- THE TASK:
Write out the data below in full, please. Keep every character as given.

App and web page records
|---|
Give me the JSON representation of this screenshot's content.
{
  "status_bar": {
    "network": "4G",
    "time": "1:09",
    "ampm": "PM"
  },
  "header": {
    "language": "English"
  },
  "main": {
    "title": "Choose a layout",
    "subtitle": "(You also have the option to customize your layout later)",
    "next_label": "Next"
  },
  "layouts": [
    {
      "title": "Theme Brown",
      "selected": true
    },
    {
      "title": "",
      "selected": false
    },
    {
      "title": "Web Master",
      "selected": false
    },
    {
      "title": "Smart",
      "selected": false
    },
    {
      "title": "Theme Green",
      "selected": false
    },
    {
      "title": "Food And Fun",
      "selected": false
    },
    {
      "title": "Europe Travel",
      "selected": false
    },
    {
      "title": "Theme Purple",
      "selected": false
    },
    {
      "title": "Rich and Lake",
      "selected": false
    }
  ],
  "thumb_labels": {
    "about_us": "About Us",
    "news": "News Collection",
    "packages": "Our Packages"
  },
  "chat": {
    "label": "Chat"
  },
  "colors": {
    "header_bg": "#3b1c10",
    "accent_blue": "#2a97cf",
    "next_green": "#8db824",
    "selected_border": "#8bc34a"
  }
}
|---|
- REPLY TO THE EXERCISE:
Give me the JSON representation of this screenshot's content.
{
  "status_bar": {
    "network": "4G",
    "time": "1:09",
    "ampm": "PM"
  },
  "header": {
    "language": "English"
  },
  "main": {
    "title": "Choose a layout",
    "subtitle": "(You also have the option to customize your layout later)",
    "next_label": "Next"
  },
  "layouts": [
    {
      "title": "Theme Brown",
      "selected": true
    },
    {
      "title": "",
      "selected": false
    },
    {
      "title": "Web Master",
      "selected": false
    },
    {
      "title": "Smart",
      "selected": false
    },
    {
      "title": "Theme Green",
      "selected": false
    },
    {
      "title": "Food And Fun",
      "selected": false
    },
    {
      "title": "Europe Travel",
      "selected": false
    },
    {
      "title": "Theme Purple",
      "selected": false
    },
    {
      "title": "Rich and Lake",
      "selected": false
    }
  ],
  "thumb_labels": {
    "about_us": "About Us",
    "news": "News Collection",
    "packages": "Our Packages"
  },
  "chat": {
    "label": "Chat"
  },
  "colors": {
    "header_bg": "#3b1c10",
    "accent_blue": "#2a97cf",
    "next_green": "#8db824",
    "selected_border": "#8bc34a"
  }
}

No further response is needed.